WORK ORDER:
One figure is wanted here: how many lines in the entries hold the word "Results".

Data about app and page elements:
== Segment start ==

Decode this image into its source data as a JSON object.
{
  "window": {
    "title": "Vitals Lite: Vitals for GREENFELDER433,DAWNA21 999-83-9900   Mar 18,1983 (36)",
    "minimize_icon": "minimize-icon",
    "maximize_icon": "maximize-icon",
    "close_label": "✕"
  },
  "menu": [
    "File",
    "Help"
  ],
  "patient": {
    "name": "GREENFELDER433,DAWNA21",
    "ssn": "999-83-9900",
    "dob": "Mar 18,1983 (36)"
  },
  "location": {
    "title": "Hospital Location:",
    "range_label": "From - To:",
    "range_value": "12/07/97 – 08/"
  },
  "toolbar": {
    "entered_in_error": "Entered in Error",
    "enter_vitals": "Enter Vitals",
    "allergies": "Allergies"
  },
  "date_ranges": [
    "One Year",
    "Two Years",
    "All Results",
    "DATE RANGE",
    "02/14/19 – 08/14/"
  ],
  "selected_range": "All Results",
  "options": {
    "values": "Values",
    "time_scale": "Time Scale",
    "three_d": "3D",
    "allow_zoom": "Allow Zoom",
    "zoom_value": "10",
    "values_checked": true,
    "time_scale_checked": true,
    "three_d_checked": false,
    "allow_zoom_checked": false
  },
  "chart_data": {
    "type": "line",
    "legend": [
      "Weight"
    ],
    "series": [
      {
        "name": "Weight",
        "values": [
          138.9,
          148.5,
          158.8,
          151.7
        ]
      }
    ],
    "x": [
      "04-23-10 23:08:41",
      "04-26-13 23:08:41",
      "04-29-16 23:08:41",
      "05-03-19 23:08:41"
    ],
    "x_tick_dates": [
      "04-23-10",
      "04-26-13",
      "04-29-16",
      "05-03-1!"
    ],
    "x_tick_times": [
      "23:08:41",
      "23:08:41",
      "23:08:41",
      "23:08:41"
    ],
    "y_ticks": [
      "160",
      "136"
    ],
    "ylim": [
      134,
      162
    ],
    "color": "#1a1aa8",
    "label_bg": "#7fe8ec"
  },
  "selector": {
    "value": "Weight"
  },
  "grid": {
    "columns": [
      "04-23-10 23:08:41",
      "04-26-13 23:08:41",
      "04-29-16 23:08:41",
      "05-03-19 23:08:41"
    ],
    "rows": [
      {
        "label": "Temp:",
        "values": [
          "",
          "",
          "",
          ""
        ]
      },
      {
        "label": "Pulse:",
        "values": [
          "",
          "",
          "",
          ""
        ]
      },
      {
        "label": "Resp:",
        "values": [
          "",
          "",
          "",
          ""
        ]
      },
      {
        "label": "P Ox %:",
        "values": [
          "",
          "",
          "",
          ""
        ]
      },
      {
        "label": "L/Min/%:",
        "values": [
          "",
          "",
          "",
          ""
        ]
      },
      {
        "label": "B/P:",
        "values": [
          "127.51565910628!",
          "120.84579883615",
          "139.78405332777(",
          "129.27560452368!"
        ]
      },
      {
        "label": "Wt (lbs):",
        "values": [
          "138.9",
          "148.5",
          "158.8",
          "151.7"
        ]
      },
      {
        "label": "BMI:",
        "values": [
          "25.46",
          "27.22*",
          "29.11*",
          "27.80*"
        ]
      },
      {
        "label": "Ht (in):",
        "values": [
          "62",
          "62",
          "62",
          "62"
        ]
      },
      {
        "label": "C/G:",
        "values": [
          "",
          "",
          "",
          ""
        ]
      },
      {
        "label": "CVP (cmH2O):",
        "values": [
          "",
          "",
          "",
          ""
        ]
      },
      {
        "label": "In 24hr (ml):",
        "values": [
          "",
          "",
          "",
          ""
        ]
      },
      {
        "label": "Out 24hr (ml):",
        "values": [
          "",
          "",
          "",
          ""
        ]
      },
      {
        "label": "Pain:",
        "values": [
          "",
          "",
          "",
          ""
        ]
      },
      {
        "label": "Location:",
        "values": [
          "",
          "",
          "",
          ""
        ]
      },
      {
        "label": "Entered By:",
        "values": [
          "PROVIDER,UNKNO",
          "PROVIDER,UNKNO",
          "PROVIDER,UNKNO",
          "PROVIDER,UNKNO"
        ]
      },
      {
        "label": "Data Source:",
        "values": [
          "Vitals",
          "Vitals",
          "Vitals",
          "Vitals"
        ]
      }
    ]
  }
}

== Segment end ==

SOLVED PROBLEM:
2